START Input for this task
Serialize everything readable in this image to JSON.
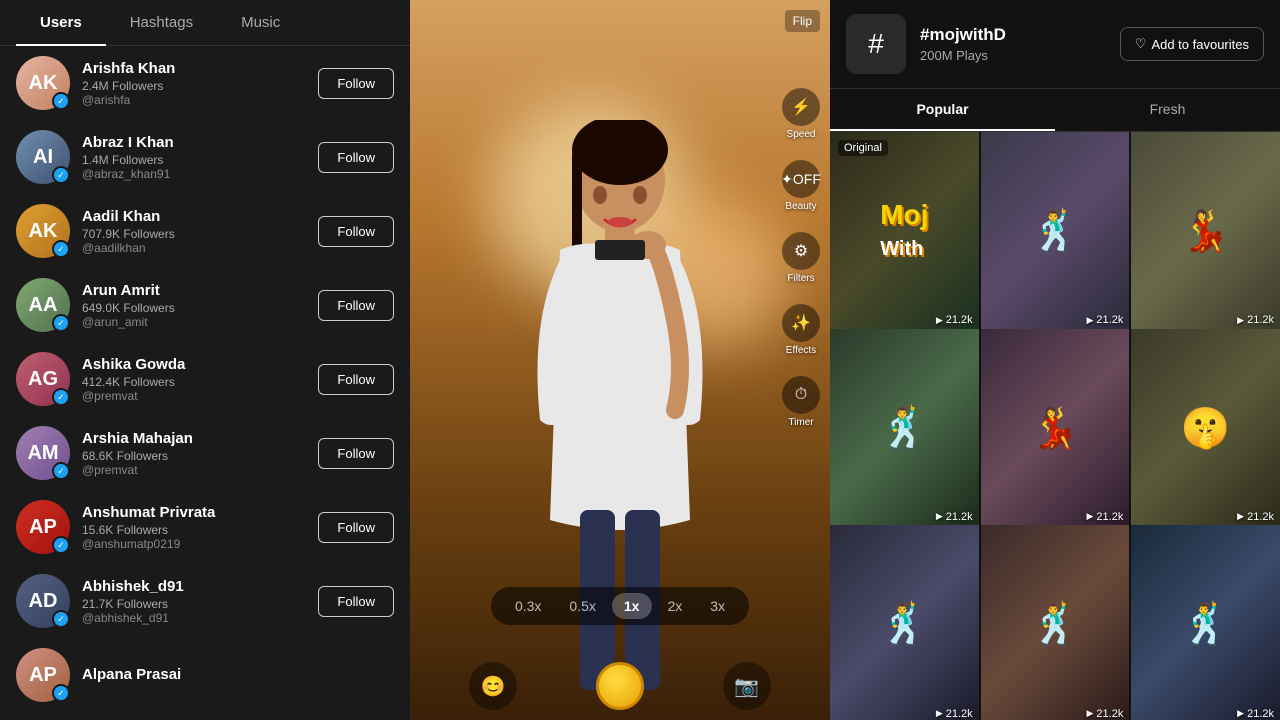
{
  "tabs": {
    "items": [
      {
        "label": "Users",
        "active": true
      },
      {
        "label": "Hashtags",
        "active": false
      },
      {
        "label": "Music",
        "active": false
      }
    ]
  },
  "users": [
    {
      "name": "Arishfa Khan",
      "followers": "2.4M Followers",
      "handle": "@arishfa",
      "avatarClass": "u1",
      "initials": "AK"
    },
    {
      "name": "Abraz I Khan",
      "followers": "1.4M Followers",
      "handle": "@abraz_khan91",
      "avatarClass": "u2",
      "initials": "AI"
    },
    {
      "name": "Aadil Khan",
      "followers": "707.9K Followers",
      "handle": "@aadilkhan",
      "avatarClass": "u3",
      "initials": "AK"
    },
    {
      "name": "Arun Amrit",
      "followers": "649.0K Followers",
      "handle": "@arun_amit",
      "avatarClass": "u4",
      "initials": "AA"
    },
    {
      "name": "Ashika Gowda",
      "followers": "412.4K Followers",
      "handle": "@premvat",
      "avatarClass": "u5",
      "initials": "AG"
    },
    {
      "name": "Arshia Mahajan",
      "followers": "68.6K Followers",
      "handle": "@premvat",
      "avatarClass": "u6",
      "initials": "AM"
    },
    {
      "name": "Anshumat Privrata",
      "followers": "15.6K Followers",
      "handle": "@anshumatp0219",
      "avatarClass": "u7",
      "initials": "AP"
    },
    {
      "name": "Abhishek_d91",
      "followers": "21.7K Followers",
      "handle": "@abhishek_d91",
      "avatarClass": "u8",
      "initials": "AD"
    },
    {
      "name": "Alpana Prasai",
      "followers": "",
      "handle": "",
      "avatarClass": "u9",
      "initials": "AP"
    }
  ],
  "follow_label": "Follow",
  "video": {
    "flip_label": "Flip",
    "speed_label": "Speed",
    "beauty_label": "Beauty",
    "filters_label": "Filters",
    "effects_label": "Effects",
    "timer_label": "Timer",
    "speed_options": [
      "0.3x",
      "0.5x",
      "1x",
      "2x",
      "3x"
    ],
    "active_speed": "1x"
  },
  "hashtag": {
    "name": "#mojwithD",
    "plays": "200M Plays",
    "fav_label": "Add to favourites"
  },
  "popular_tabs": [
    {
      "label": "Popular",
      "active": true
    },
    {
      "label": "Fresh",
      "active": false
    }
  ],
  "grid_items": [
    {
      "label": "Original",
      "count": "21.2k",
      "thumbClass": "gt1",
      "showMoj": true
    },
    {
      "label": "",
      "count": "21.2k",
      "thumbClass": "gt2",
      "showMoj": false
    },
    {
      "label": "",
      "count": "21.2k",
      "thumbClass": "gt3",
      "showMoj": false
    },
    {
      "label": "",
      "count": "21.2k",
      "thumbClass": "gt4",
      "showMoj": false
    },
    {
      "label": "",
      "count": "21.2k",
      "thumbClass": "gt5",
      "showMoj": false
    },
    {
      "label": "",
      "count": "21.2k",
      "thumbClass": "gt6",
      "showMoj": false
    },
    {
      "label": "",
      "count": "21.2k",
      "thumbClass": "gt7",
      "showMoj": false
    },
    {
      "label": "",
      "count": "21.2k",
      "thumbClass": "gt8",
      "showMoj": false
    },
    {
      "label": "",
      "count": "21.2k",
      "thumbClass": "gt9",
      "showMoj": false
    }
  ]
}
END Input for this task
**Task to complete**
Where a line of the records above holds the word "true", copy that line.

**Final answer**
        "active": true
      "active": true
      "showMoj": true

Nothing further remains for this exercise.